> [Work request]:
Below is a set of records. Repeat all of them exactly.

> [Source data]:

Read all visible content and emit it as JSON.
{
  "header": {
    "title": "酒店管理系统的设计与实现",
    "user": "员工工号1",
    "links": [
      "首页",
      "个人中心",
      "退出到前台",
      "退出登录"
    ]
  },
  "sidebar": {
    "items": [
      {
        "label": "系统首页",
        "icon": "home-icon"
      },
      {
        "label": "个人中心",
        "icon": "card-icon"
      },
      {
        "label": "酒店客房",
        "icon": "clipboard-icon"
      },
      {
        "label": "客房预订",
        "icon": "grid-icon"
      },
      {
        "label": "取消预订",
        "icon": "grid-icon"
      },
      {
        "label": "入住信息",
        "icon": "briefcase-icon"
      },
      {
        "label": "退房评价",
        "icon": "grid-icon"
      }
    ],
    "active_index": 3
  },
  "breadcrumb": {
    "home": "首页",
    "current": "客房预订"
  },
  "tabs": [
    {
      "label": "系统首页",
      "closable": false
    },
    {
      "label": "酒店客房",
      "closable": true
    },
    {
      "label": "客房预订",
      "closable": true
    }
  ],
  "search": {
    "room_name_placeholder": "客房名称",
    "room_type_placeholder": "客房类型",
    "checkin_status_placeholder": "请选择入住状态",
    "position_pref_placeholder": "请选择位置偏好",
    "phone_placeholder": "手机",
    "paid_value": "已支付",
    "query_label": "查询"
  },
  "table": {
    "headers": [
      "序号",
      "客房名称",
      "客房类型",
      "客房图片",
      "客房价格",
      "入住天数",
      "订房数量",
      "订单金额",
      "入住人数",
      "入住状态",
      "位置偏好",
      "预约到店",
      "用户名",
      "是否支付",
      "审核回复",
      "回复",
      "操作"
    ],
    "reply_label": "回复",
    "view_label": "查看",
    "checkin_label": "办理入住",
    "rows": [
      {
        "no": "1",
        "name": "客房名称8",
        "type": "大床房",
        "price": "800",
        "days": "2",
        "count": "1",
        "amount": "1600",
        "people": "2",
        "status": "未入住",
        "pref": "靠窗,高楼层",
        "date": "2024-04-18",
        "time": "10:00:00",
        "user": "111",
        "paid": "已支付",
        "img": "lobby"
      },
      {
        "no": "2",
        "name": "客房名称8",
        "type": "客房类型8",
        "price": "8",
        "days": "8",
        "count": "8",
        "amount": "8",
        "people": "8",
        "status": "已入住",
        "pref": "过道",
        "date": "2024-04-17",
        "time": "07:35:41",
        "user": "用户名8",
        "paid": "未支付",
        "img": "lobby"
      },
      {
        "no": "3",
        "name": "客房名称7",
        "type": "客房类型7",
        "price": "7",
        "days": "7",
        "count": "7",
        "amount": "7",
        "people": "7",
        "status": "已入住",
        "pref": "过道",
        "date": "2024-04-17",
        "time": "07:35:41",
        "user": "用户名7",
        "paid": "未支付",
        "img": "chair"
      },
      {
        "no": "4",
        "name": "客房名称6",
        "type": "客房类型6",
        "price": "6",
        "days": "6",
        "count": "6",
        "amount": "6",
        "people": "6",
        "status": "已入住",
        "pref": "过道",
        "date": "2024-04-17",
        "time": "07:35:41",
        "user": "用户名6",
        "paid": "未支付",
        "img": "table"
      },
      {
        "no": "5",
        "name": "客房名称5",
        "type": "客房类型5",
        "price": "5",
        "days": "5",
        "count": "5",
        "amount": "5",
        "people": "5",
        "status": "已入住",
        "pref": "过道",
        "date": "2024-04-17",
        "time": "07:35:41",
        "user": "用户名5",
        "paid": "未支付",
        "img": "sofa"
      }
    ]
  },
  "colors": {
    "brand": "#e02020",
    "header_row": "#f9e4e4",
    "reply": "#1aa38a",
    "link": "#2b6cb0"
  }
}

> [Solution to this exercise]:
Read all visible content and emit it as JSON.
{
  "header": {
    "title": "酒店管理系统的设计与实现",
    "user": "员工工号1",
    "links": [
      "首页",
      "个人中心",
      "退出到前台",
      "退出登录"
    ]
  },
  "sidebar": {
    "items": [
      {
        "label": "系统首页",
        "icon": "home-icon"
      },
      {
        "label": "个人中心",
        "icon": "card-icon"
      },
      {
        "label": "酒店客房",
        "icon": "clipboard-icon"
      },
      {
        "label": "客房预订",
        "icon": "grid-icon"
      },
      {
        "label": "取消预订",
        "icon": "grid-icon"
      },
      {
        "label": "入住信息",
        "icon": "briefcase-icon"
      },
      {
        "label": "退房评价",
        "icon": "grid-icon"
      }
    ],
    "active_index": 3
  },
  "breadcrumb": {
    "home": "首页",
    "current": "客房预订"
  },
  "tabs": [
    {
      "label": "系统首页",
      "closable": false
    },
    {
      "label": "酒店客房",
      "closable": true
    },
    {
      "label": "客房预订",
      "closable": true
    }
  ],
  "search": {
    "room_name_placeholder": "客房名称",
    "room_type_placeholder": "客房类型",
    "checkin_status_placeholder": "请选择入住状态",
    "position_pref_placeholder": "请选择位置偏好",
    "phone_placeholder": "手机",
    "paid_value": "已支付",
    "query_label": "查询"
  },
  "table": {
    "headers": [
      "序号",
      "客房名称",
      "客房类型",
      "客房图片",
      "客房价格",
      "入住天数",
      "订房数量",
      "订单金额",
      "入住人数",
      "入住状态",
      "位置偏好",
      "预约到店",
      "用户名",
      "是否支付",
      "审核回复",
      "回复",
      "操作"
    ],
    "reply_label": "回复",
    "view_label": "查看",
    "checkin_label": "办理入住",
    "rows": [
      {
        "no": "1",
        "name": "客房名称8",
        "type": "大床房",
        "price": "800",
        "days": "2",
        "count": "1",
        "amount": "1600",
        "people": "2",
        "status": "未入住",
        "pref": "靠窗,高楼层",
        "date": "2024-04-18",
        "time": "10:00:00",
        "user": "111",
        "paid": "已支付",
        "img": "lobby"
      },
      {
        "no": "2",
        "name": "客房名称8",
        "type": "客房类型8",
        "price": "8",
        "days": "8",
        "count": "8",
        "amount": "8",
        "people": "8",
        "status": "已入住",
        "pref": "过道",
        "date": "2024-04-17",
        "time": "07:35:41",
        "user": "用户名8",
        "paid": "未支付",
        "img": "lobby"
      },
      {
        "no": "3",
        "name": "客房名称7",
        "type": "客房类型7",
        "price": "7",
        "days": "7",
        "count": "7",
        "amount": "7",
        "people": "7",
        "status": "已入住",
        "pref": "过道",
        "date": "2024-04-17",
        "time": "07:35:41",
        "user": "用户名7",
        "paid": "未支付",
        "img": "chair"
      },
      {
        "no": "4",
        "name": "客房名称6",
        "type": "客房类型6",
        "price": "6",
        "days": "6",
        "count": "6",
        "amount": "6",
        "people": "6",
        "status": "已入住",
        "pref": "过道",
        "date": "2024-04-17",
        "time": "07:35:41",
        "user": "用户名6",
        "paid": "未支付",
        "img": "table"
      },
      {
        "no": "5",
        "name": "客房名称5",
        "type": "客房类型5",
        "price": "5",
        "days": "5",
        "count": "5",
        "amount": "5",
        "people": "5",
        "status": "已入住",
        "pref": "过道",
        "date": "2024-04-17",
        "time": "07:35:41",
        "user": "用户名5",
        "paid": "未支付",
        "img": "sofa"
      }
    ]
  },
  "colors": {
    "brand": "#e02020",
    "header_row": "#f9e4e4",
    "reply": "#1aa38a",
    "link": "#2b6cb0"
  }
}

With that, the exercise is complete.